How do you solve linear systems using matrices?
1 Answer
Consider a system of
Notice that we can swap the position of two equations, multiply both sides of an equation by a constant, or add a multiple of one equation to another (the left hand side to the left hand side, and the right hand side to the right hand side), and in each of these cases, the solution set to the system remains the same.
Now, using matrix multiplication, we find that we can rewrite the system as a matrix equation:
If we do any of the three operations we mentioned before, that is, swapping positions, multiplying by a constant, or adding a multiple of one equation to another, the resulting matrices will have had the same operation performed to the coefficient matrix and the matrix with the constant
Once we have the augmented matrix, we use those three operations  swapping two rows, multiplying a row by a constant, or subtracting a multiple of one row from another row  to transform the matrix into row echelon form or reduced row echelon form. A standard way of doing this is using Gaussian or GaussJordan elimination.
Finally, we need to interpret the result. We will assume that the matrix is in reduced row echelon form, meaning there is no need to use substitution or change back to the original linear equation form.

Any rows with all
#0# s may be discounted, as they provide no information. 
If any row contains all
#0# s in the left portion, but a nonzero constant on the right, then the system has no solution
(it is equivalent to saying#0x_1 + 0x_2 + ... + 0x_n = c# where#c!=0# , which is a contradiction). One system which would produce this result is
#{(x_1 + x_2 = 1), (x_1 + x_2 = 2):}#
(Is it clear why this cannot have a solution?) 
If any row contains more than one nonzero constant, and there is at least one solution (the previous situation doesn't occur), then there are infinitely many solutions.
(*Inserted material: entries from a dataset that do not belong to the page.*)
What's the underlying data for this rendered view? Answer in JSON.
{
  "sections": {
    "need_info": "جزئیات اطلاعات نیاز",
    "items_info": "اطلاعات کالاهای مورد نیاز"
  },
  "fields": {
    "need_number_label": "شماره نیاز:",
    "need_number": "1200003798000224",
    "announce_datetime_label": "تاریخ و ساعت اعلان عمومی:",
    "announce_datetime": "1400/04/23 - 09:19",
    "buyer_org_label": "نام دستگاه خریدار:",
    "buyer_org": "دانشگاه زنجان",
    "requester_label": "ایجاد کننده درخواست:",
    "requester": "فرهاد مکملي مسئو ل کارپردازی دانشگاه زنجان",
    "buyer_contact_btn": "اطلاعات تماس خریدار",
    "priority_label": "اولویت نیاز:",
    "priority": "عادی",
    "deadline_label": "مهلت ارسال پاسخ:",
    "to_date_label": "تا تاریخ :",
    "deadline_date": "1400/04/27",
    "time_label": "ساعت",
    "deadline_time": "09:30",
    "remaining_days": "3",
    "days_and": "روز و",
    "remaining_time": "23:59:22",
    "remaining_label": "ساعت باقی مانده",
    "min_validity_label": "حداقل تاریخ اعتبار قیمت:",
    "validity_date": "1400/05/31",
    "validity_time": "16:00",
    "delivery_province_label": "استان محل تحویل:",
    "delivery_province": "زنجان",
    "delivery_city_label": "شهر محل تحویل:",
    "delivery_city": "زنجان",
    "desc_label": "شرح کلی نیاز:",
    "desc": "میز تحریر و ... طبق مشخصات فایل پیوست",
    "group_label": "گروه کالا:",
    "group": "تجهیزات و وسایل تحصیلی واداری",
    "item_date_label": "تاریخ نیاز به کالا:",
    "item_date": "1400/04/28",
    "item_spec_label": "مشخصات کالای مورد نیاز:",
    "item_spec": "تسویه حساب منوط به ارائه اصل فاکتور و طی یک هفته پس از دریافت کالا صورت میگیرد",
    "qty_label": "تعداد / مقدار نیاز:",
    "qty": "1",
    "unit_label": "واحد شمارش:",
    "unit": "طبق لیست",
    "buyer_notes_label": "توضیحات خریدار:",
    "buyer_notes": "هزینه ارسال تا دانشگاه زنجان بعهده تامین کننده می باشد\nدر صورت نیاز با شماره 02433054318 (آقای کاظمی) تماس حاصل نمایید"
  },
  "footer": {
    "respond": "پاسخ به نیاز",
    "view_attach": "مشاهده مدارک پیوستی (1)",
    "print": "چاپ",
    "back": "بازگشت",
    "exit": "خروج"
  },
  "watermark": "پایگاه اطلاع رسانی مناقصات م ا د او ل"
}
One system which would produce this result is
#{(x_1 + x_2 + x_3 = 0), (x_1 + x_2  x_3 = 0):}#
(Is it clear why this has infinite solutions?) 
If neither of the prior situations occurred, then after removing any all
#0# rows, the final result should look like this:
and the solution to the original system is